What is Vacuum Impregnation?
Vacuum impregnation is the process of sealing of leaks that are usually the result of porosity found in metal castings and powdered metal parts. When the impregnating sealant is a liquid, it fills the openings in the metal casting using vacuum and pressure. The sealant will then be solidified within the voids of the metal part allowing it to be pressure tight.
Why Vacuum Impregnation is Your Pressure Tight Solution
It’s known that vacuum impregnation seals parts for pressure applications but it also works wonders on plating and metal finishes, which also extends its tool life. When castings have blind porosity areas, and even continuous porosity areas, if impregnation happens before that casting is plated or painted, its final surface is protected from blistering and bleedout.
In addition to that, vacuum impregnation just enhances a part’s overall quality. It’s a known fact that casting porosity causes leakage problems. Because of that, various testing and inspections are customary to help filter and sort out the bad parts, so to say, while the good parts are sent out for production.

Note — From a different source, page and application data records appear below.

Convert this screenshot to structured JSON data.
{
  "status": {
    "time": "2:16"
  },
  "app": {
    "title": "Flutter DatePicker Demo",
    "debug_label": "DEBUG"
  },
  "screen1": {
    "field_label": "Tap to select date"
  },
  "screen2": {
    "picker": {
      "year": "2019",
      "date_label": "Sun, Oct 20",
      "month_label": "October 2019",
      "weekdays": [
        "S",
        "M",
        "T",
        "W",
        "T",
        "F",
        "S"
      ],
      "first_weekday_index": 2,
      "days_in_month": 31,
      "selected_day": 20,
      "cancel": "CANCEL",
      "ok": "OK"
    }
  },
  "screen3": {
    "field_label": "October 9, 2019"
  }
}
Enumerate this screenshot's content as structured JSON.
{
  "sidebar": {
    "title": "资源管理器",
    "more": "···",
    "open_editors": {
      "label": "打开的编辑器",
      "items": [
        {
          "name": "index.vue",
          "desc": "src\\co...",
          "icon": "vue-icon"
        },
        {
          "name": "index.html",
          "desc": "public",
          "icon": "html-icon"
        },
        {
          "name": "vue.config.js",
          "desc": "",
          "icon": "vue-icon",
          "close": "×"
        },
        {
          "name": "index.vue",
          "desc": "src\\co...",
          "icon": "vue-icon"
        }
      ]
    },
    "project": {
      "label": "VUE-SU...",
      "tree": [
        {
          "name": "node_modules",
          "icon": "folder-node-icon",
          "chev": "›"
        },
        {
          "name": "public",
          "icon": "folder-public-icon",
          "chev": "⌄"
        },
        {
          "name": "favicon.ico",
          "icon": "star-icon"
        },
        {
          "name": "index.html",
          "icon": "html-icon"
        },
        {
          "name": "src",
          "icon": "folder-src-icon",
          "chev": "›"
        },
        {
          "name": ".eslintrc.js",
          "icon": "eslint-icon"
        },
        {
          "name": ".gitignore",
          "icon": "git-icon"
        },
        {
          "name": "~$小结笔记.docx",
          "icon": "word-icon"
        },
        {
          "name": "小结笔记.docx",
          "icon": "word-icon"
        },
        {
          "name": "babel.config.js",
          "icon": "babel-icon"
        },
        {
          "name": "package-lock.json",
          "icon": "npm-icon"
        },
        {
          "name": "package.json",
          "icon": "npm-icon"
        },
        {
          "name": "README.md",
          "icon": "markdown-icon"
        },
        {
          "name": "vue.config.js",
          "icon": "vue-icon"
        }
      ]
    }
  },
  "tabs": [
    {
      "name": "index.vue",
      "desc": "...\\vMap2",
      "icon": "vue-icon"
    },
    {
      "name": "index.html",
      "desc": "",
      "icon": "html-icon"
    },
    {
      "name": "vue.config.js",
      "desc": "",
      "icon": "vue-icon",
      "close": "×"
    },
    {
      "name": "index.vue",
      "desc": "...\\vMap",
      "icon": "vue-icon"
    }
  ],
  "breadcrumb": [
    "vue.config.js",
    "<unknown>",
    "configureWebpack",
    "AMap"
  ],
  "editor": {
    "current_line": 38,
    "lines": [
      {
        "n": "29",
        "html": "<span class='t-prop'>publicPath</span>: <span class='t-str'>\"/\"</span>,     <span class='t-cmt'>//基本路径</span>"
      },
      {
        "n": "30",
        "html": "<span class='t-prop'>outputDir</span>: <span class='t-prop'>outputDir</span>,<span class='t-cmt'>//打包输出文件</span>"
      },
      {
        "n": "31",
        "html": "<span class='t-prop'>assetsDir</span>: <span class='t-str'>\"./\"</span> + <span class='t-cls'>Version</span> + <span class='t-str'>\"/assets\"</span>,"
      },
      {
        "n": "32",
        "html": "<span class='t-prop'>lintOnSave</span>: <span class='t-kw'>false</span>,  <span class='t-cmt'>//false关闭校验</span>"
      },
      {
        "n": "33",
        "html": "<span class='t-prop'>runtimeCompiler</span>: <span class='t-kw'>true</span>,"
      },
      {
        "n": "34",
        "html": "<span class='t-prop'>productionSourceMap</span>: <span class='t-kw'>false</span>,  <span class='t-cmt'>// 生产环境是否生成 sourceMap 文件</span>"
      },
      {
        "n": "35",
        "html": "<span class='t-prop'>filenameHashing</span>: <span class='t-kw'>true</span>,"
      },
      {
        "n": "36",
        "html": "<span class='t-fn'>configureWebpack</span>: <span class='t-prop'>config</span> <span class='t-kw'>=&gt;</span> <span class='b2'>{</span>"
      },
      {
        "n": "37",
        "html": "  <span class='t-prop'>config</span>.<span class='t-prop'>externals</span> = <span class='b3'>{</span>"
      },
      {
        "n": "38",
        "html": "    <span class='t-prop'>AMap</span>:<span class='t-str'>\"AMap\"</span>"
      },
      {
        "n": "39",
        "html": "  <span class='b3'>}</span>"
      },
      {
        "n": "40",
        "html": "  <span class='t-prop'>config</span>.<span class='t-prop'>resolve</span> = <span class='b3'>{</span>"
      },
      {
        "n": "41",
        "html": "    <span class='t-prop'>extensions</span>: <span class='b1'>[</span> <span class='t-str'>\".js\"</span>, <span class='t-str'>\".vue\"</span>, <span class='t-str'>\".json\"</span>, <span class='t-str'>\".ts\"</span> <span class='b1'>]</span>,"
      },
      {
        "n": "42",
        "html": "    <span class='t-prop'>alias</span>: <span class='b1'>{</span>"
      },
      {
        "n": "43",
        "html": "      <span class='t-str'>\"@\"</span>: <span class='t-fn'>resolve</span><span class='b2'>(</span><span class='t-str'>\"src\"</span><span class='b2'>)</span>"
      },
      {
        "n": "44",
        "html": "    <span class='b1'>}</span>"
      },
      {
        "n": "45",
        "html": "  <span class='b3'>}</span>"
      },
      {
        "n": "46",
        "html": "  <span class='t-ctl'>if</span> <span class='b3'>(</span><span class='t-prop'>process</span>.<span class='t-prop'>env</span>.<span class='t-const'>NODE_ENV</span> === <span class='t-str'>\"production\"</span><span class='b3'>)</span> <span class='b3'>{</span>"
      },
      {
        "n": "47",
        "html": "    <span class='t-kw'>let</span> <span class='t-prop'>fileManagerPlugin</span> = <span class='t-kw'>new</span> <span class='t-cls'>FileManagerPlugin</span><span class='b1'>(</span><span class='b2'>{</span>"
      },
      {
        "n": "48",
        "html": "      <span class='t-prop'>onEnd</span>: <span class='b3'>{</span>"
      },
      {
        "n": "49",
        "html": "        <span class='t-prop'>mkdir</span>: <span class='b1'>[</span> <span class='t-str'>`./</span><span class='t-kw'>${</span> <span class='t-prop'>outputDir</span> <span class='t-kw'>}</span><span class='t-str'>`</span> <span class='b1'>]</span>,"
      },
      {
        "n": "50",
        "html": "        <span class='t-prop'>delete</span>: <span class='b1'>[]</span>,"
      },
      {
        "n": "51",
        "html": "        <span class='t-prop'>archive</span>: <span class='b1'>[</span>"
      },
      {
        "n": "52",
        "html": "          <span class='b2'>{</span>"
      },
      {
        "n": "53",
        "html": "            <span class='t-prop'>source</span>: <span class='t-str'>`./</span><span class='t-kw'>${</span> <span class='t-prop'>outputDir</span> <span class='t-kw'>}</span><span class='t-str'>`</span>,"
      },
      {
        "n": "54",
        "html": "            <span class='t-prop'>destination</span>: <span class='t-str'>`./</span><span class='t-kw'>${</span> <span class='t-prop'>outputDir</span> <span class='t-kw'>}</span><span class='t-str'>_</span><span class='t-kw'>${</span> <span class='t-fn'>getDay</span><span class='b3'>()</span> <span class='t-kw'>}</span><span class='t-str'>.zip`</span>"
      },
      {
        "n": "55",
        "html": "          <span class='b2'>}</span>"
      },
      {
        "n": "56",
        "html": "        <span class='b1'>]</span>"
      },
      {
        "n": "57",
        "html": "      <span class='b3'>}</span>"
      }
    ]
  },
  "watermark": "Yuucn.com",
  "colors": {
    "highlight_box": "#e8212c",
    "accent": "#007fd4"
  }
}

The funny thing about theses so-called good parts is that they’re actually just as porous as the bad ones… it’s just that the porosity is blind and it’s not fully interconnected. Whether it’s stress or thermal/mechanical shock, either can break the membrane that keeps the blind porosity from being continuous. With impregnation, porosity is filled from both sides to prevent leaks, even if the membrane is broken… That’s why and how it enhances the overall quality of any metal part.